Not all Voyagers would qualify, however. Only the four-speed automatic models with 3.3-liter engines or larger meet the mileage qualification.

Pontiac, made by GM

2002 Pontiac Aztek © GM

2002 Pontiac Aztek SUV

The Aztek is worth around $2,500 in good condition, so the government’s vouchers would throw some more gold into the pot for owners. The vehicle gets just 18 mpg.


1999 Toyota 4 Runner © Toyota Motor Sales U.S.A.

1999 Toyota 4Runner

Nearly all 4Runner models get 18 mpg or less. The 1999 version will also give owners a hefty trade-in bonus if the clunkers bill passes. Its book value is just $3,000.


1999 Volkswagen Eurovan GLS Minivan © Volkswagen America Inc.

1999 Volkswagen EuroVan GLS minivan

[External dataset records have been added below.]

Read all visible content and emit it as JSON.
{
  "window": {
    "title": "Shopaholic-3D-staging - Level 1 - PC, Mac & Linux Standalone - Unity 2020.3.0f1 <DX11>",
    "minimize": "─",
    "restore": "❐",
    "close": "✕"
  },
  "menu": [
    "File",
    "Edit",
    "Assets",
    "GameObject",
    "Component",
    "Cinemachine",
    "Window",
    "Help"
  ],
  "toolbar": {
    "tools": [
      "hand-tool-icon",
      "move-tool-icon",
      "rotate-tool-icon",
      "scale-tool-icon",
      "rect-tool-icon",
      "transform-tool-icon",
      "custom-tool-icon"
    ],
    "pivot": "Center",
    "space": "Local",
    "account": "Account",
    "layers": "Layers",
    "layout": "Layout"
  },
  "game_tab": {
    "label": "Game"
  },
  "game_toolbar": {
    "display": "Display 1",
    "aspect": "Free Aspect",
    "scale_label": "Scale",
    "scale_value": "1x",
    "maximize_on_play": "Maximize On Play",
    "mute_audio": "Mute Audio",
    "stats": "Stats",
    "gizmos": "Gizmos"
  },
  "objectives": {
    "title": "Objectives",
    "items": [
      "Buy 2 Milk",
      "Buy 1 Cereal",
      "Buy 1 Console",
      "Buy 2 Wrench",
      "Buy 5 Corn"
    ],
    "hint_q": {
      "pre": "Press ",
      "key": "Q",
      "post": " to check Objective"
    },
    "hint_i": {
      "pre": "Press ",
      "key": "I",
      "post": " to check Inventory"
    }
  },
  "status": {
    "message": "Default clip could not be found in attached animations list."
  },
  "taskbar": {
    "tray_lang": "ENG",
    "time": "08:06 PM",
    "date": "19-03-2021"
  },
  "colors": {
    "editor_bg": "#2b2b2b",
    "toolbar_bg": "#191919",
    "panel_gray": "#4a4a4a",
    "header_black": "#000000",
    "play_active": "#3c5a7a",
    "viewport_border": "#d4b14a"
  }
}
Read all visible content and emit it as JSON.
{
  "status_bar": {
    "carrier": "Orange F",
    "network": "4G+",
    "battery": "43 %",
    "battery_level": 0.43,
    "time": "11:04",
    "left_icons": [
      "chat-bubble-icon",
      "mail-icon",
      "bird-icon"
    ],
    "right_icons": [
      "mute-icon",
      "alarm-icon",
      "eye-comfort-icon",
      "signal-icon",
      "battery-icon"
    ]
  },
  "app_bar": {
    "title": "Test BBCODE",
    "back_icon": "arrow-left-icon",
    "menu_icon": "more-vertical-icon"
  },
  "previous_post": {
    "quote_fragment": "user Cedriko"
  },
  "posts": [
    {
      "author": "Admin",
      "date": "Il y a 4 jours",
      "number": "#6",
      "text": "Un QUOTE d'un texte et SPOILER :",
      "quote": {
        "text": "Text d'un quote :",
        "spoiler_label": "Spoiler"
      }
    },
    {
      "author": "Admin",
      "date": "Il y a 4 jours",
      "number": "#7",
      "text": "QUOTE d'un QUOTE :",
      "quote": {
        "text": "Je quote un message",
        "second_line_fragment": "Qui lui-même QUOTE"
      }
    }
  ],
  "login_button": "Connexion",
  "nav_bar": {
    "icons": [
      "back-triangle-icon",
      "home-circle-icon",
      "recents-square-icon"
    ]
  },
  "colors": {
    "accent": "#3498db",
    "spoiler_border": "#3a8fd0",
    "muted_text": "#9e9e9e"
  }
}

Volkswagen really didn’t start making gas guzzlers until the mid-2000s, when it added more SUVs to its lineup. Until then, it was all small, relatively environmentally friendly Golfs, Beetles and Jettas. The EuroVan is an exception. The 1999 model of this minivan gets just 15 mpg and, at least in some locations, is worth just under $4,500.